Get the entire The 7 Stages of Grieving LitChart as a printable PDF.
The 7 Stages of Grieving PDF

The Woman’s Grandmother/Nana Character Timeline in The 7 Stages of Grieving

The timeline below shows where the character The Woman’s Grandmother/Nana appears in The 7 Stages of Grieving. The colored dots and icons indicate which themes are associated with that appearance.
Scene 4: Nana’s Story
Memory and Family Trauma Theme Icon
Feeling vs. Numbness  Theme Icon
Aboriginal Identity, Pride, and Resilience Theme Icon
...can be heard. The woman describes returning home for the funeral of her God-fearing sixty-two-year-old grandmother, to which she and all her cousins wore bright floral dresses—“the only thing black at... (full context)
Colonialism and Oppression Theme Icon
Memory and Family Trauma Theme Icon
Feeling vs. Numbness  Theme Icon
Aboriginal Identity, Pride, and Resilience Theme Icon
...of their matriarch—a woman who feared hospitals, policemen, and the government. The Woman remembers her grandmother as someone who loved storytelling and singing—especially country music like the song “Delta Dawn.” Four... (full context)
Colonialism and Oppression Theme Icon
Memory and Family Trauma Theme Icon
Feeling vs. Numbness  Theme Icon
Aboriginal Identity, Pride, and Resilience Theme Icon
The Woman says she misses her grandmother intensely, and she resents that stories of her grandmother’s life, traditions, and heritage have now... (full context)
Scene 5: Photograph Story

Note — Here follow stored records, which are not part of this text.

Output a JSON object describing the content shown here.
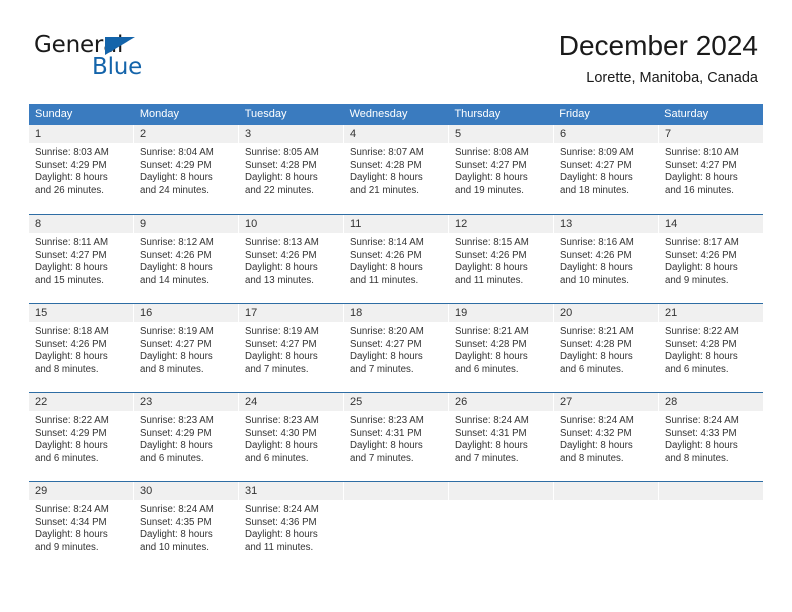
{
  "brand": {
    "line1": "General",
    "line2": "Blue",
    "accent_color": "#1464aa",
    "triangle_icon": "triangle-icon"
  },
  "header": {
    "title": "December 2024",
    "subtitle": "Lorette, Manitoba, Canada"
  },
  "calendar": {
    "header_bg": "#3a7bbf",
    "row_border": "#2e6da4",
    "daynum_bg": "#f0f0f0",
    "weekdays": [
      "Sunday",
      "Monday",
      "Tuesday",
      "Wednesday",
      "Thursday",
      "Friday",
      "Saturday"
    ],
    "weeks": [
      [
        {
          "day": "1",
          "sunrise": "Sunrise: 8:03 AM",
          "sunset": "Sunset: 4:29 PM",
          "daylight1": "Daylight: 8 hours",
          "daylight2": "and 26 minutes."
        },
        {
          "day": "2",
          "sunrise": "Sunrise: 8:04 AM",
          "sunset": "Sunset: 4:29 PM",
          "daylight1": "Daylight: 8 hours",
          "daylight2": "and 24 minutes."
        },
        {
          "day": "3",
          "sunrise": "Sunrise: 8:05 AM",
          "sunset": "Sunset: 4:28 PM",
          "daylight1": "Daylight: 8 hours",
          "daylight2": "and 22 minutes."
        },
        {
          "day": "4",
          "sunrise": "Sunrise: 8:07 AM",
          "sunset": "Sunset: 4:28 PM",
          "daylight1": "Daylight: 8 hours",
          "daylight2": "and 21 minutes."
        },
        {
          "day": "5",
          "sunrise": "Sunrise: 8:08 AM",
          "sunset": "Sunset: 4:27 PM",
          "daylight1": "Daylight: 8 hours",
          "daylight2": "and 19 minutes."
        },
        {
          "day": "6",
          "sunrise": "Sunrise: 8:09 AM",
          "sunset": "Sunset: 4:27 PM",
          "daylight1": "Daylight: 8 hours",
          "daylight2": "and 18 minutes."
        },
        {
          "day": "7",
          "sunrise": "Sunrise: 8:10 AM",
          "sunset": "Sunset: 4:27 PM",
          "daylight1": "Daylight: 8 hours",
          "daylight2": "and 16 minutes."
        }
      ],
      [
        {
          "day": "8",
          "sunrise": "Sunrise: 8:11 AM",
          "sunset": "Sunset: 4:27 PM",
          "daylight1": "Daylight: 8 hours",
          "daylight2": "and 15 minutes."
        },
        {
          "day": "9",
          "sunrise": "Sunrise: 8:12 AM",
          "sunset": "Sunset: 4:26 PM",
          "daylight1": "Daylight: 8 hours",
          "daylight2": "and 14 minutes."
        },
        {
          "day": "10",
          "sunrise": "Sunrise: 8:13 AM",
          "sunset": "Sunset: 4:26 PM",
          "daylight1": "Daylight: 8 hours",
          "daylight2": "and 13 minutes."
        },
        {
          "day": "11",
          "sunrise": "Sunrise: 8:14 AM",
          "sunset": "Sunset: 4:26 PM",
          "daylight1": "Daylight: 8 hours",
          "daylight2": "and 11 minutes."
        },
        {
          "day": "12",
          "sunrise": "Sunrise: 8:15 AM",
          "sunset": "Sunset: 4:26 PM",
          "daylight1": "Daylight: 8 hours",
          "daylight2": "and 11 minutes."
        },
        {
          "day": "13",
          "sunrise": "Sunrise: 8:16 AM",
          "sunset": "Sunset: 4:26 PM",
          "daylight1": "Daylight: 8 hours",
          "daylight2": "and 10 minutes."
        },
        {
          "day": "14",
          "sunrise": "Sunrise: 8:17 AM",
          "sunset": "Sunset: 4:26 PM",
          "daylight1": "Daylight: 8 hours",
          "daylight2": "and 9 minutes."
        }
      ],
      [
        {
          "day": "15",
          "sunrise": "Sunrise: 8:18 AM",
          "sunset": "Sunset: 4:26 PM",
          "daylight1": "Daylight: 8 hours",
          "daylight2": "and 8 minutes."
        },
        {
          "day": "16",
          "sunrise": "Sunrise: 8:19 AM",
          "sunset": "Sunset: 4:27 PM",
          "daylight1": "Daylight: 8 hours",
          "daylight2": "and 8 minutes."
        },
        {
          "day": "17",
          "sunrise": "Sunrise: 8:19 AM",
          "sunset": "Sunset: 4:27 PM",
          "daylight1": "Daylight: 8 hours",
          "daylight2": "and 7 minutes."
        },
        {
          "day": "18",
          "sunrise": "Sunrise: 8:20 AM",
          "sunset": "Sunset: 4:27 PM",
          "daylight1": "Daylight: 8 hours",
          "daylight2": "and 7 minutes."
        },
        {
          "day": "19",
          "sunrise": "Sunrise: 8:21 AM",
          "sunset": "Sunset: 4:28 PM",
          "daylight1": "Daylight: 8 hours",
          "daylight2": "and 6 minutes."
        },
        {
          "day": "20",
          "sunrise": "Sunrise: 8:21 AM",
          "sunset": "Sunset: 4:28 PM",
          "daylight1": "Daylight: 8 hours",
          "daylight2": "and 6 minutes."
        },
        {
          "day": "21",
          "sunrise": "Sunrise: 8:22 AM",
          "sunset": "Sunset: 4:28 PM",
          "daylight1": "Daylight: 8 hours",
          "daylight2": "and 6 minutes."
        }
      ],
      [
        {
          "day": "22",
          "sunrise": "Sunrise: 8:22 AM",
          "sunset": "Sunset: 4:29 PM",
          "daylight1": "Daylight: 8 hours",
          "daylight2": "and 6 minutes."
        },
        {
          "day": "23",
          "sunrise": "Sunrise: 8:23 AM",
          "sunset": "Sunset: 4:29 PM",
          "daylight1": "Daylight: 8 hours",
          "daylight2": "and 6 minutes."
        },
        {
          "day": "24",
          "sunrise": "Sunrise: 8:23 AM",
          "sunset": "Sunset: 4:30 PM",
          "daylight1": "Daylight: 8 hours",
          "daylight2": "and 6 minutes."
        },
        {
          "day": "25",
          "sunrise": "Sunrise: 8:23 AM",
          "sunset": "Sunset: 4:31 PM",
          "daylight1": "Daylight: 8 hours",
          "daylight2": "and 7 minutes."
        },
        {
          "day": "26",
          "sunrise": "Sunrise: 8:24 AM",
          "sunset": "Sunset: 4:31 PM",
          "daylight1": "Daylight: 8 hours",
          "daylight2": "and 7 minutes."
        },
        {
          "day": "27",
          "sunrise": "Sunrise: 8:24 AM",
          "sunset": "Sunset: 4:32 PM",
          "daylight1": "Daylight: 8 hours",
          "daylight2": "and 8 minutes."
        },
        {
          "day": "28",
          "sunrise": "Sunrise: 8:24 AM",
          "sunset": "Sunset: 4:33 PM",
          "daylight1": "Daylight: 8 hours",
          "daylight2": "and 8 minutes."
        }
      ],
      [
        {
          "day": "29",
          "sunrise": "Sunrise: 8:24 AM",
          "sunset": "Sunset: 4:34 PM",
          "daylight1": "Daylight: 8 hours",
          "daylight2": "and 9 minutes."
        },
        {
          "day": "30",
          "sunrise": "Sunrise: 8:24 AM",
          "sunset": "Sunset: 4:35 PM",
          "daylight1": "Daylight: 8 hours",
          "daylight2": "and 10 minutes."
        },
        {
          "day": "31",
          "sunrise": "Sunrise: 8:24 AM",
          "sunset": "Sunset: 4:36 PM",
          "daylight1": "Daylight: 8 hours",
          "daylight2": "and 11 minutes."
        },
        {
          "day": "",
          "sunrise": "",
          "sunset": "",
          "daylight1": "",
          "daylight2": ""
        },
        {
          "day": "",
          "sunrise": "",
          "sunset": "",
          "daylight1": "",
          "daylight2": ""
        },
        {
          "day": "",
          "sunrise": "",
          "sunset": "",
          "daylight1": "",
          "daylight2": ""
        },
        {
          "day": "",
          "sunrise": "",
          "sunset": "",
          "daylight1": "",
          "daylight2": ""
        }
      ]
    ]
  }
}
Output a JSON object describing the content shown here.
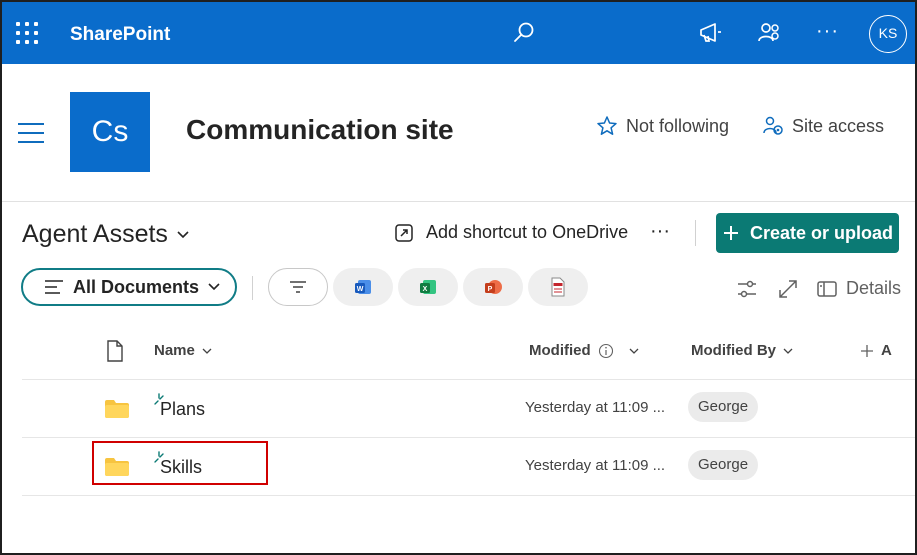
{
  "suite_bar": {
    "brand": "SharePoint",
    "avatar_initials": "KS",
    "more": "···",
    "icons": [
      "app-launcher-icon",
      "search-icon",
      "megaphone-icon",
      "people-settings-icon"
    ]
  },
  "site": {
    "logo_text": "Cs",
    "title": "Communication site",
    "follow_label": "Not following",
    "site_access_label": "Site access"
  },
  "library": {
    "title": "Agent Assets",
    "shortcut_label": "Add shortcut to OneDrive",
    "more": "···",
    "create_label": "Create or upload",
    "view_label": "All Documents",
    "details_label": "Details",
    "filter_pills": [
      "filter-icon",
      "word-icon",
      "excel-icon",
      "powerpoint-icon",
      "pdf-icon"
    ]
  },
  "table": {
    "columns": {
      "name": "Name",
      "modified": "Modified",
      "modified_by": "Modified By",
      "add_column": "A"
    },
    "rows": [
      {
        "name": "Plans",
        "modified": "Yesterday at 11:09 ...",
        "modified_by": "George"
      },
      {
        "name": "Skills",
        "modified": "Yesterday at 11:09 ...",
        "modified_by": "George"
      }
    ]
  },
  "colors": {
    "suite_bar": "#0a6ccb",
    "create_button": "#0b7a74",
    "view_outline": "#107c86",
    "highlight_box": "#d00000",
    "folder": "#f7c440"
  }
}
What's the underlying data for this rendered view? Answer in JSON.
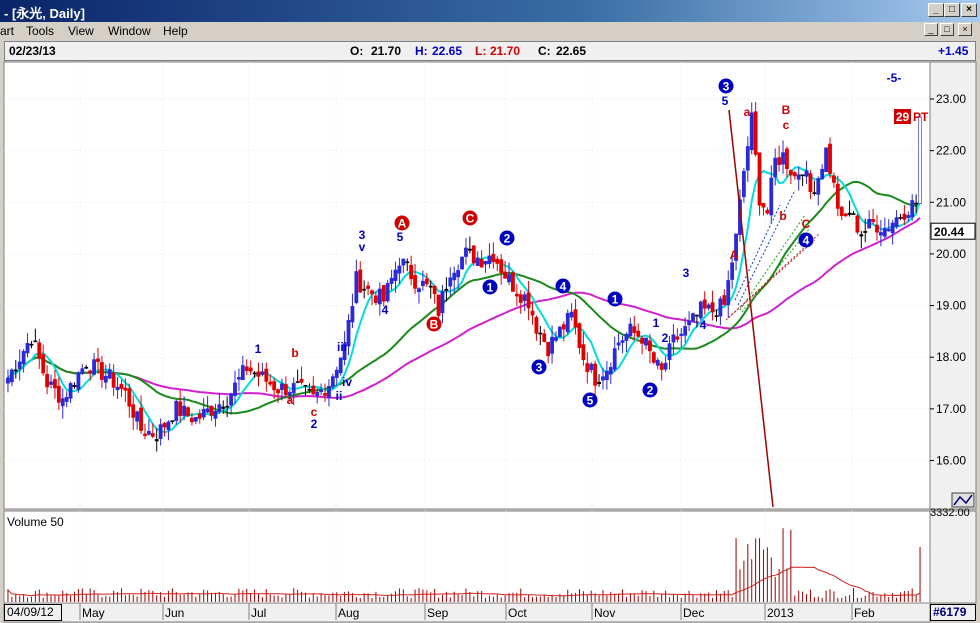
{
  "window": {
    "title": "- [永光, Daily]",
    "buttons": [
      "_",
      "□",
      "×"
    ]
  },
  "menu": {
    "items": [
      "art",
      "Tools",
      "View",
      "Window",
      "Help"
    ],
    "mdi_buttons": [
      "_",
      "□",
      "×"
    ]
  },
  "quote": {
    "date": "02/23/13",
    "open_label": "O:",
    "open": "21.70",
    "high_label": "H:",
    "high": "22.65",
    "low_label": "L:",
    "low": "21.70",
    "close_label": "C:",
    "close": "22.65",
    "change": "+1.45"
  },
  "footer": {
    "start_date": "04/09/12",
    "code": "#6179"
  },
  "colors": {
    "up": "#2a2ad8",
    "down": "#e00000",
    "neutral": "#000000",
    "ma_fast": "#00dddd",
    "ma_mid": "#1a8a1a",
    "ma_slow": "#d020d0",
    "wave_blue": "#0000c0",
    "wave_red": "#d00000",
    "volume": "#a00000"
  },
  "chart_data": [
    {
      "type": "candlestick",
      "x_months": [
        "May",
        "Jun",
        "Jul",
        "Aug",
        "Sep",
        "Oct",
        "Nov",
        "Dec",
        "2013",
        "Feb"
      ],
      "ylim": [
        15.0,
        23.6
      ],
      "yticks": [
        "23.00",
        "22.00",
        "21.00",
        "20.00",
        "19.00",
        "18.00",
        "17.00",
        "16.00"
      ],
      "last_price": "20.44",
      "pt_badge": "29",
      "pt_label": "PT",
      "top_label": "-5-",
      "price_waypoints": [
        [
          0,
          17.6
        ],
        [
          6,
          18.4
        ],
        [
          10,
          17.5
        ],
        [
          14,
          17.2
        ],
        [
          20,
          17.9
        ],
        [
          26,
          17.6
        ],
        [
          30,
          17.3
        ],
        [
          34,
          16.6
        ],
        [
          38,
          16.5
        ],
        [
          43,
          17.0
        ],
        [
          48,
          16.8
        ],
        [
          52,
          17.0
        ],
        [
          56,
          17.2
        ],
        [
          61,
          17.8
        ],
        [
          65,
          17.6
        ],
        [
          69,
          17.4
        ],
        [
          74,
          17.4
        ],
        [
          78,
          17.2
        ],
        [
          82,
          17.5
        ],
        [
          86,
          18.2
        ],
        [
          89,
          19.5
        ],
        [
          92,
          19.3
        ],
        [
          96,
          19.1
        ],
        [
          100,
          19.9
        ],
        [
          104,
          19.5
        ],
        [
          108,
          19.3
        ],
        [
          110,
          18.9
        ],
        [
          113,
          19.7
        ],
        [
          117,
          20.0
        ],
        [
          121,
          19.9
        ],
        [
          124,
          20.0
        ],
        [
          127,
          19.6
        ],
        [
          130,
          19.3
        ],
        [
          133,
          19.1
        ],
        [
          135,
          18.6
        ],
        [
          138,
          18.2
        ],
        [
          141,
          18.5
        ],
        [
          144,
          18.8
        ],
        [
          147,
          18.0
        ],
        [
          150,
          17.6
        ],
        [
          153,
          17.8
        ],
        [
          156,
          18.3
        ],
        [
          159,
          18.5
        ],
        [
          162,
          18.4
        ],
        [
          165,
          17.9
        ],
        [
          167,
          17.7
        ],
        [
          170,
          18.3
        ],
        [
          174,
          18.6
        ],
        [
          177,
          18.9
        ],
        [
          180,
          18.9
        ],
        [
          183,
          19.0
        ],
        [
          186,
          20.3
        ],
        [
          188,
          21.6
        ],
        [
          190,
          22.6
        ],
        [
          192,
          21.1
        ],
        [
          194,
          20.8
        ],
        [
          196,
          21.8
        ],
        [
          198,
          21.9
        ],
        [
          201,
          21.5
        ],
        [
          203,
          21.7
        ],
        [
          205,
          21.2
        ],
        [
          207,
          21.5
        ],
        [
          209,
          22.0
        ],
        [
          211,
          21.3
        ],
        [
          213,
          20.6
        ],
        [
          215,
          20.8
        ],
        [
          218,
          20.4
        ],
        [
          221,
          20.6
        ],
        [
          224,
          20.5
        ],
        [
          227,
          20.7
        ],
        [
          230,
          20.9
        ],
        [
          232,
          21.0
        ],
        [
          233,
          22.65
        ]
      ],
      "volume_label": "Volume 50",
      "volume_axis_label": "3332.00",
      "volume_ma": true,
      "moving_averages": [
        "fast",
        "mid",
        "slow"
      ],
      "wave_labels_blue_circled": [
        "2",
        "1",
        "4",
        "3",
        "5",
        "1",
        "2",
        "3",
        "4"
      ],
      "wave_labels_red_circled": [
        "A",
        "B",
        "C"
      ],
      "wave_text_blue": [
        "1",
        "2",
        "3",
        "v",
        "4",
        "5",
        "iii",
        "iv",
        "ii",
        "1",
        "2",
        "3",
        "4",
        "5"
      ],
      "wave_text_red": [
        "a",
        "b",
        "c",
        "a",
        "b",
        "c",
        "B",
        "A",
        "C"
      ]
    }
  ]
}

Memory and Family Trauma Theme Icon
Feeling vs. Numbness  Theme Icon
Aboriginal Identity, Pride, and Resilience Theme Icon
...It sits safely out of reach beneath the stereo. On the day of the Woman’s grandmother’s death, she and her parents remove their pictures of her from the wall and place... (full context)
Scene 12: Aunty Grace
Memory and Family Trauma Theme Icon
Feeling vs. Numbness  Theme Icon
...looks out at the audience. She describes the return of her Aunty Grace for her grandmother’s funeral. The Woman only ever knew Aunty Grace through the pictures of her in the... (full context)
Colonialism and Oppression Theme Icon
Memory and Family Trauma Theme Icon
Aboriginal Identity, Pride, and Resilience Theme Icon
...part of the family—she moved away and became haughty after marrying an Englishman. The Woman’s grandmother often talked resentfully about Aunty Grace’s departure. (full context)
Colonialism and Oppression Theme Icon
Memory and Family Trauma Theme Icon
Feeling vs. Numbness  Theme Icon
...stops at the cemetery so that Aunty Grace can look at the fresh soil of Nana’s grave. Aunty Grace stands by the grave for a long while, then returns to the... (full context)